The United Nations High Commissioner for Human Rights slammed the United States’ recently enacted zero-tolerance immigration policy that separates migrant families in detention, arguing “the child’s best interest should always come first, including over migration management objectives or other administrative concerns.”
The Trump administration has defended the separation policy as a necessary deterrent, but the UN body countered that “the use of immigration detention and family separation as a deterrent runs counter to human rights standards and principles.”
“The practice of separating families amounts to arbitrary and unlawful interference in family life, and is a serious violation of the rights of the child,” said Ravina Shamdasani, a spokeswoman for UN High Commissioner for Human Rights Zeid Ra’ad Al Hussein. “While the rights of children are generally held in high regard in the US, it is the only country in the world not to have ratified the UN Convention on the Rights of the Child. We encourage it to accede to the Convention and to fully respect the rights of all children.”

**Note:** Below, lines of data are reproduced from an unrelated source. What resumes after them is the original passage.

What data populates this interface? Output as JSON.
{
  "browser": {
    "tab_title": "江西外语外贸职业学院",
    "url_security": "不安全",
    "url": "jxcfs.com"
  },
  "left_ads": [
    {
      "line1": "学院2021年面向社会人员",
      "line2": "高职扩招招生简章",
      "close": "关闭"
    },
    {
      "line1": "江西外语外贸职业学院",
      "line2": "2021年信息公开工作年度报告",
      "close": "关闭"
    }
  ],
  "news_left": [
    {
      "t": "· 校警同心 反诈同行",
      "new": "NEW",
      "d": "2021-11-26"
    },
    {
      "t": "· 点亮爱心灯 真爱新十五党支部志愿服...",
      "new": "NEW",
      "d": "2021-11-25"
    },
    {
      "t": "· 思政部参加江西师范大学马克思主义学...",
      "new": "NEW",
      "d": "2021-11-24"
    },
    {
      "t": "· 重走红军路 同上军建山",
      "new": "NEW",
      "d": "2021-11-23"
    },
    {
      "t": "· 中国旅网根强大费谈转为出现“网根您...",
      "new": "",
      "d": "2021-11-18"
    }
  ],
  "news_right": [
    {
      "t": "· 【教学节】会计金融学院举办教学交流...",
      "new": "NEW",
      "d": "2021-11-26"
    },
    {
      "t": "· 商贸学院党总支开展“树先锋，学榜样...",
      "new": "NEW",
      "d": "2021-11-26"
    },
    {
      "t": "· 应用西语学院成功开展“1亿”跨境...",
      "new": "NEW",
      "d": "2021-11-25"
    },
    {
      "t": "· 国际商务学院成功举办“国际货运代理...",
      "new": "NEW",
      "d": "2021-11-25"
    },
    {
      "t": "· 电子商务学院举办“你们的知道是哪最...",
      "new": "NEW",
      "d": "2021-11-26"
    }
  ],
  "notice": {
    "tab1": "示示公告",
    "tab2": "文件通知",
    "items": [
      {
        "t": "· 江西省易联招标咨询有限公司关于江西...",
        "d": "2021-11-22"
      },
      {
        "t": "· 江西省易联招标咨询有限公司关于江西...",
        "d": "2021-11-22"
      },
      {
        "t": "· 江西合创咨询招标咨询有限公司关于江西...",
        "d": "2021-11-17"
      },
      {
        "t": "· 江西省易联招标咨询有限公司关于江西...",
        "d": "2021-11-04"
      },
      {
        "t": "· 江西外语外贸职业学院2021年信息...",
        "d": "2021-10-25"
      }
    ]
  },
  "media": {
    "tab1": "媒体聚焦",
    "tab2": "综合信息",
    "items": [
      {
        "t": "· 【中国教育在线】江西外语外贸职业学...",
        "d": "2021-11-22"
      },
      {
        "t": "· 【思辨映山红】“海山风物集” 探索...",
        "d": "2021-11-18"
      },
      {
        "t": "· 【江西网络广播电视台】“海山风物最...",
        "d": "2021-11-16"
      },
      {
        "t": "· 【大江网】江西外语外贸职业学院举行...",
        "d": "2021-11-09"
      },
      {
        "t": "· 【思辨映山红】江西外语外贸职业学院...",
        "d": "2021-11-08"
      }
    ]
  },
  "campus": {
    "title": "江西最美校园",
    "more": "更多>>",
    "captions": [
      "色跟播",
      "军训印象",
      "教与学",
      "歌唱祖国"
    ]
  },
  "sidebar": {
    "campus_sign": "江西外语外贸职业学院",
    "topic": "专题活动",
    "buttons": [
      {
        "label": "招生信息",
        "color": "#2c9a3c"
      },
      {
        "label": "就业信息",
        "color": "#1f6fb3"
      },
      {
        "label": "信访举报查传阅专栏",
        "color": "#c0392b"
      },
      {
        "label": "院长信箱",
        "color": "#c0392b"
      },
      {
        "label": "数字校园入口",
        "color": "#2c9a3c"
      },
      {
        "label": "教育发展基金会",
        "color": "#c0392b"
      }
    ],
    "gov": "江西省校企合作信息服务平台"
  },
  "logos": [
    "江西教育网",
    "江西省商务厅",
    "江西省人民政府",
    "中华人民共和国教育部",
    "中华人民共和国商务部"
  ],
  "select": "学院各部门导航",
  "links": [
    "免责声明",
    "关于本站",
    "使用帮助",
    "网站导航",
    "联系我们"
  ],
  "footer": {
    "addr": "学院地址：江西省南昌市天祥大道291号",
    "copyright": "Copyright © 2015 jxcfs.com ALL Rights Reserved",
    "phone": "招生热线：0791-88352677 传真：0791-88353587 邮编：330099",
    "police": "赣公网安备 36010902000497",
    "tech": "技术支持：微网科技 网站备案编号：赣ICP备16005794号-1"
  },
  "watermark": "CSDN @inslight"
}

Shamdasani called on the U.S. to “immediately” halt the practice and “adopt non-custodial alternatives” to handle undocumented migrant families.
UN Ambassador Nikki Haley rejected the criticism from Zeid’s office.
“Once again, the United Nations shows its hypocrisy by calling out the United States while it ignores the reprehensible human rights records of several members of its own Human Rights Council,” Haley said. “While the High Commissioner’s office ignorantly attacks the United States with words, the United States leads the world with its actions, like providing more humanitarian assistance to global conflicts than any other nation.”
The New York Times reported in April that, over a period of six months, about 700 children were taken from undocumented migrants who had claimed to be their parents.
The American Civil Liberties Union told the NYT that since April the pace of separations has accelerated sharply. Lee Gelernt, deputy director of the group’s immigrant rights project, told the newspaper that nearly 1,000 children may have been taken from their families since April.
U.S. security officials have denied that they separate families at the border while being criticized by President Trump for failing to do more to curb the numbers of migrants crossing the border, according to the NYT.